HAZMAT pharmacy: another part of the Patriot team
By Senior Airman Daniel Phelps, 39th Air Base Wing Public Affairs
/ Published March 19, 2013
INCIRLIK AIR BASE, Turkey --
It takes many pieces to complete a puzzle. A cast and crew are needed for a Broadway show. A football team needs every player to fulfill their role on the field to win the game.
For NATO to complete its Patriot mission in Turkey, several units from the 39th Air Base Wing have come into play.
One of those units is the 39th Logistics Readiness Squadron hazardous materials pharmacy.
The HAZMAT pharmacy is in charge of the issuing and maintenance of potentially hazardous materials on Incirlik, said Airman 1th Class Michael Brown, 39th LRS HAZMAT pharmacy journeyman. Some of the materials they provide are paint, vehicle oil, engine oil, hydraulic fluid, fire extinguishers and batteries.
"All hazardous supplies on base have to be ordered through us," said Staff Sgt. Estella Gonzalez, 39th LRS HAZMAT pharmacy technician.
"When the Army showed up, they came to us for a lot of up-keep material, such as cleaning supplies for Patriot Village and vehicle fluids," Brown said.

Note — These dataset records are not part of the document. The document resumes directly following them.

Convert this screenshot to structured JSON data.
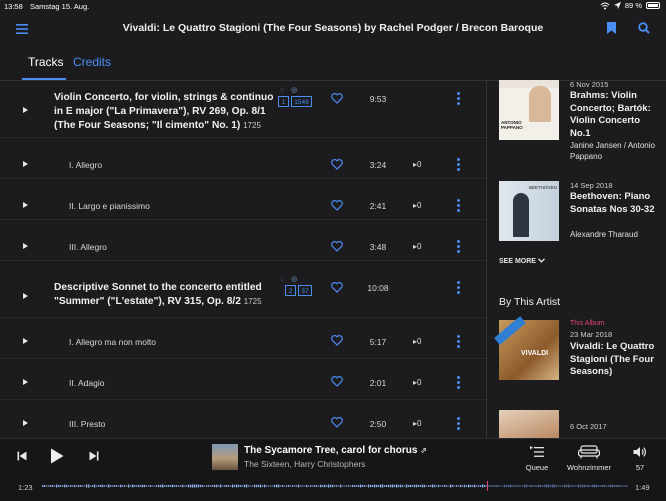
{
  "status": {
    "time": "13:58",
    "date": "Samstag 15. Aug.",
    "battery": "89 %"
  },
  "header": {
    "title": "Vivaldi: Le Quattro Stagioni (The Four Seasons) by Rachel Podger / Brecon Baroque"
  },
  "tabs": [
    {
      "label": "Tracks",
      "active": true
    },
    {
      "label": "Credits",
      "active": false
    }
  ],
  "works": [
    {
      "title": "Violin Concerto, for violin, strings & continuo in E major (\"La Primavera\"), RV 269, Op. 8/1 (The Four Seasons; \"Il cimento\" No. 1)",
      "year": "1725",
      "badge_recordings": "1",
      "badge_performances": "1549",
      "duration": "9:53",
      "movements": [
        {
          "title": "I. Allegro",
          "duration": "3:24",
          "popularity": "0"
        },
        {
          "title": "II. Largo e pianissimo",
          "duration": "2:41",
          "popularity": "0"
        },
        {
          "title": "III. Allegro",
          "duration": "3:48",
          "popularity": "0"
        }
      ]
    },
    {
      "title": "Descriptive Sonnet to the concerto entitled \"Summer\" (\"L'estate\"), RV 315, Op. 8/2",
      "year": "1725",
      "badge_recordings": "2",
      "badge_performances": "37",
      "duration": "10:08",
      "movements": [
        {
          "title": "I. Allegro ma non molto",
          "duration": "5:17",
          "popularity": "0"
        },
        {
          "title": "II. Adagio",
          "duration": "2:01",
          "popularity": "0"
        },
        {
          "title": "III. Presto",
          "duration": "2:50",
          "popularity": "0"
        }
      ]
    }
  ],
  "sidebar": {
    "related": [
      {
        "date": "6 Nov 2015",
        "title": "Brahms: Violin Concerto; Bartók: Violin Concerto No.1",
        "artist": "Janine Jansen / Antonio Pappano",
        "cover_text": "ANTONIO PAPPANO"
      },
      {
        "date": "14 Sep 2018",
        "title": "Beethoven: Piano Sonatas Nos 30-32",
        "artist": "Alexandre Tharaud",
        "cover_text": "BEETHOVEN"
      }
    ],
    "see_more": "SEE MORE",
    "by_artist_heading": "By This Artist",
    "by_artist": [
      {
        "badge": "This Album",
        "date": "23 Mar 2018",
        "title": "Vivaldi: Le Quattro Stagioni (The Four Seasons)",
        "cover_text": "VIVALDI"
      },
      {
        "date": "6 Oct 2017",
        "title": "",
        "cover_text": ""
      }
    ]
  },
  "player": {
    "track_title": "The Sycamore Tree, carol for chorus",
    "track_artist": "The Sixteen, Harry Christophers",
    "queue_label": "Queue",
    "room_label": "Wohnzimmer",
    "volume": "57",
    "elapsed": "1:23",
    "remaining": "1:49",
    "progress": 0.76
  },
  "colors": {
    "accent": "#4a8df5",
    "background": "#1c1c1e",
    "this_album": "#e0447a"
  }
}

Patriot Village is Incirlik's contingency lodging, which is capable of holding more than 1,800 people. With that amount of people living in one area, cleanliness is important as their duties might not be accomplished if people become ill.
The HAZMAT Airmen also created an account for the Army to be able to order various hazardous supplies soldiers might need while at Incirlik.
The pharmacy performed a lot of research to get the soldiers exactly what they needed.
Sometimes the Air Force and the Army use different brands for various items, said Gonzalez. The pharmacy would have to search through different stock numbers to find exactly what the Army needed.
"It was a learning experience," Brown added. "I found it similar to learning another language. We'd call the same thing different names."
Even with the language difference, the HAZMAT pharmacy was pretty much always able to get what was requested, Gonzalez said. Although the Airmen usually don't work with other branches, they were able to complete the task.
"If the Army doesn't receive the supplies they need, that could slow down production and prevent the mission from getting done," she added. "We do our part so they can do theirs."
The HAZMAT team would sometimes take Army personnel back into their storage facility to help them find what they needed.
"It was nice being able to help," Brown said. "Sometimes you could tell they were really frustrated because they had been having a hard time trying to find something."
For a puzzle to be completed every little piece has to come together, and the HAZMAT pharmacy filled their place.
"It was nice knowing we were able to contribute to the mission," Gonzalez said.